Web page and app entries
....................
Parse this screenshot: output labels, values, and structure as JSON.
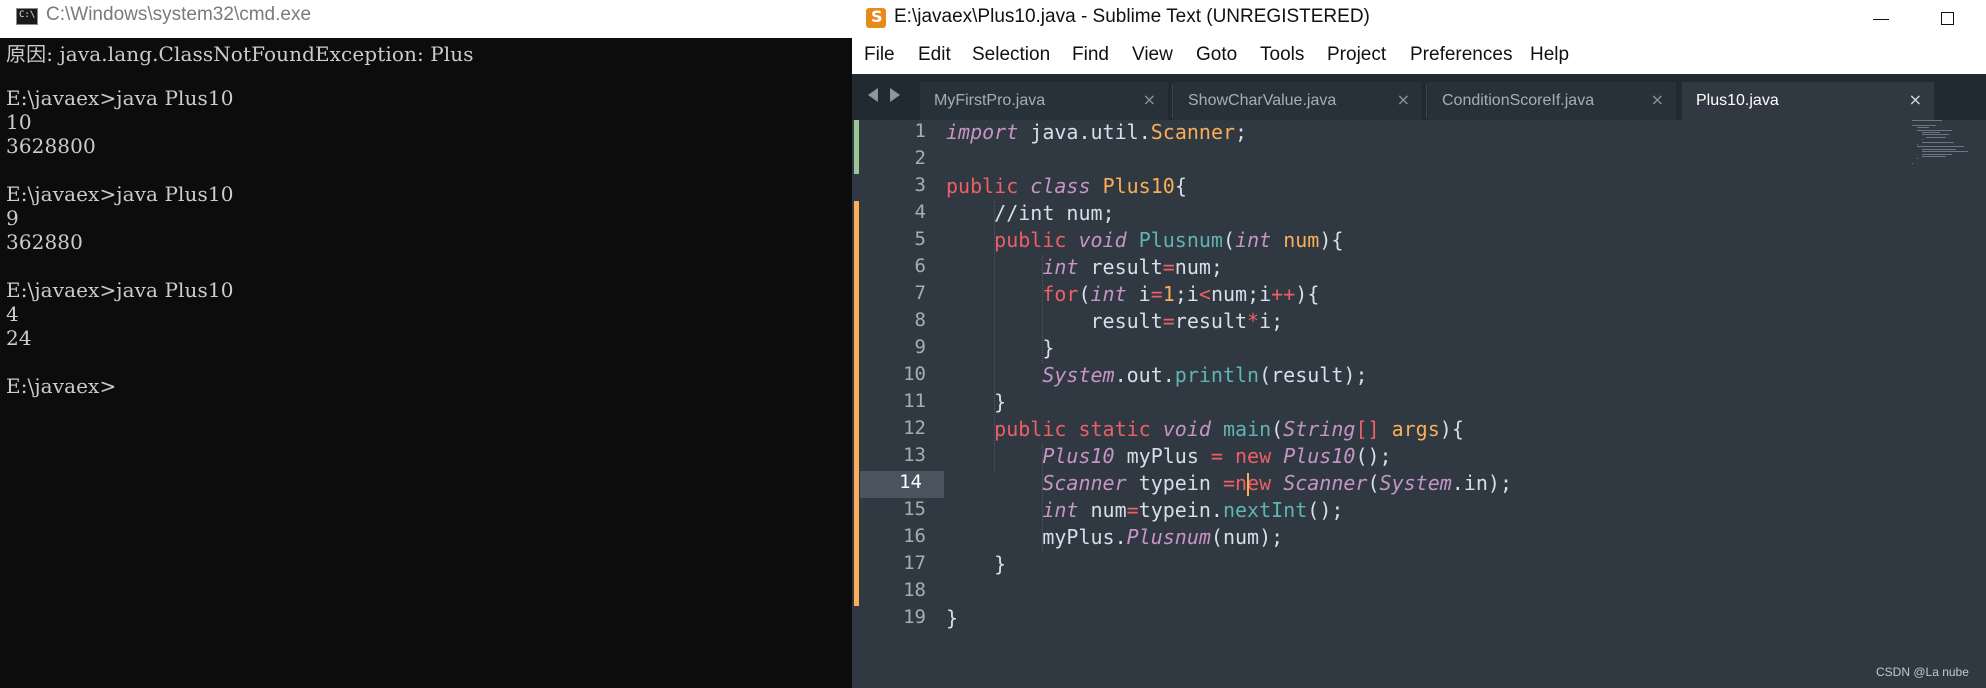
{
  "cmd": {
    "title": "C:\\Windows\\system32\\cmd.exe",
    "icon": "console-icon",
    "lines": [
      "原因: java.lang.ClassNotFoundException: Plus",
      "",
      "E:\\javaex>java Plus10",
      "10",
      "3628800",
      "",
      "E:\\javaex>java Plus10",
      "9",
      "362880",
      "",
      "E:\\javaex>java Plus10",
      "4",
      "24",
      "",
      "E:\\javaex>"
    ]
  },
  "sublime": {
    "title": "E:\\javaex\\Plus10.java - Sublime Text (UNREGISTERED)",
    "icon": "sublime-logo-icon",
    "menu": [
      "File",
      "Edit",
      "Selection",
      "Find",
      "View",
      "Goto",
      "Tools",
      "Project",
      "Preferences",
      "Help"
    ],
    "tabs": [
      {
        "label": "MyFirstPro.java",
        "close": "×",
        "active": false
      },
      {
        "label": "ShowCharValue.java",
        "close": "×",
        "active": false
      },
      {
        "label": "ConditionScoreIf.java",
        "close": "×",
        "active": false
      },
      {
        "label": "Plus10.java",
        "close": "×",
        "active": true
      }
    ],
    "current_line": 14,
    "line_numbers": [
      "1",
      "2",
      "3",
      "4",
      "5",
      "6",
      "7",
      "8",
      "9",
      "10",
      "11",
      "12",
      "13",
      "14",
      "15",
      "16",
      "17",
      "18",
      "19"
    ],
    "code_lines": [
      "import java.util.Scanner;",
      "",
      "public class Plus10{",
      "    //int num;",
      "    public void Plusnum(int num){",
      "        int result=num;",
      "        for(int i=1;i<num;i++){",
      "            result=result*i;",
      "        }",
      "        System.out.println(result);",
      "    }",
      "    public static void main(String[] args){",
      "        Plus10 myPlus = new Plus10();",
      "        Scanner typein =new Scanner(System.in);",
      "        int num=typein.nextInt();",
      "        myPlus.Plusnum(num);",
      "    }",
      "",
      "}"
    ],
    "theme_colors": {
      "background": "#303841",
      "keyword": "#c695c6",
      "storage": "#ec5f66",
      "type": "#f9ae58",
      "function": "#5fb4b4",
      "plain": "#d8dee9",
      "number": "#f9ae58",
      "operator": "#ec5f66",
      "comment": "#d8dee9",
      "gutter_modified": "#f9ae58",
      "gutter_added": "#99c794"
    }
  },
  "watermark": "CSDN @La nube"
}
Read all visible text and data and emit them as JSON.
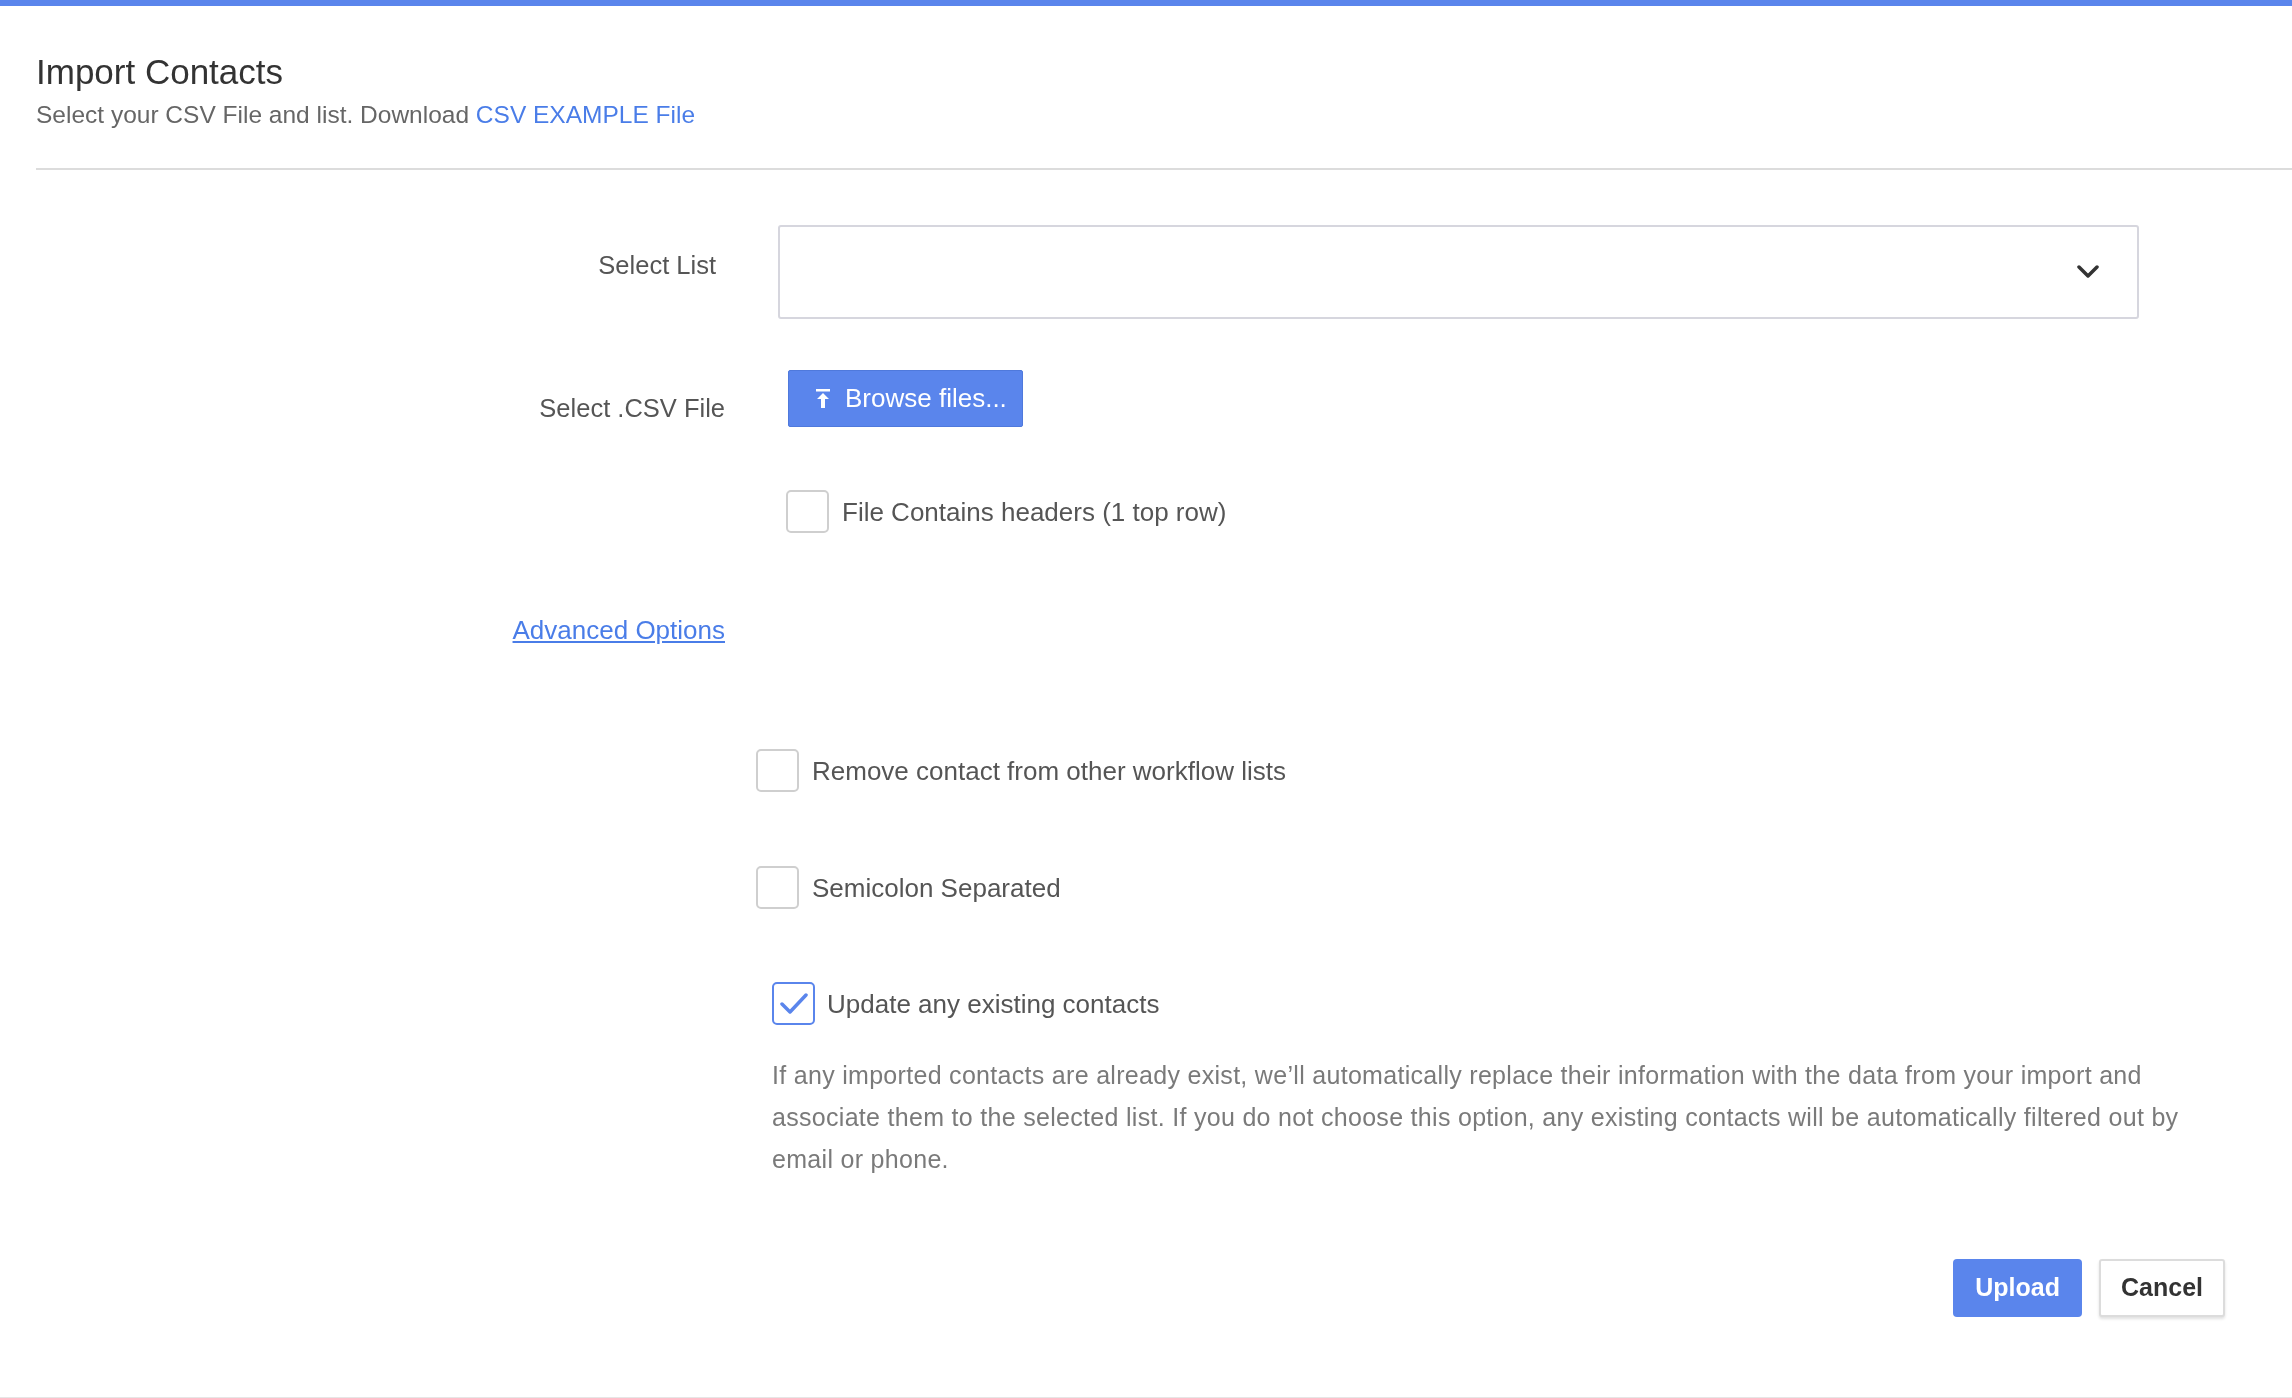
{
  "header": {
    "title": "Import Contacts",
    "subtitle": "Select your CSV File and list. Download",
    "subtitle_link": "CSV EXAMPLE File"
  },
  "form": {
    "select_list": {
      "label": "Select List"
    },
    "csv_file": {
      "label": "Select .CSV File",
      "button": "Browse files..."
    },
    "headers": {
      "label": "File Contains headers (1 top row)",
      "checked": false
    },
    "advanced_options_link": "Advanced Options",
    "advanced_options": [
      {
        "label": "Remove contact from other workflow lists",
        "checked": false
      },
      {
        "label": "Semicolon Separated",
        "checked": false
      }
    ],
    "update_existing": {
      "label": "Update any existing contacts",
      "checked": true,
      "note": "If any imported contacts are already exist, we’ll automatically replace their information with the data from your import and associate them to the selected list. If you do not choose this option, any existing contacts will be automatically filtered out by email or phone."
    }
  },
  "buttons": [
    {
      "label": "Upload",
      "kind": "primary"
    },
    {
      "label": "Cancel",
      "kind": "secondary"
    }
  ]
}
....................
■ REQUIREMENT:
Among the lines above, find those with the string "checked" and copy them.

■ ANSWER SPACE:
      "checked": false
        "checked": false
        "checked": false
      "checked": true,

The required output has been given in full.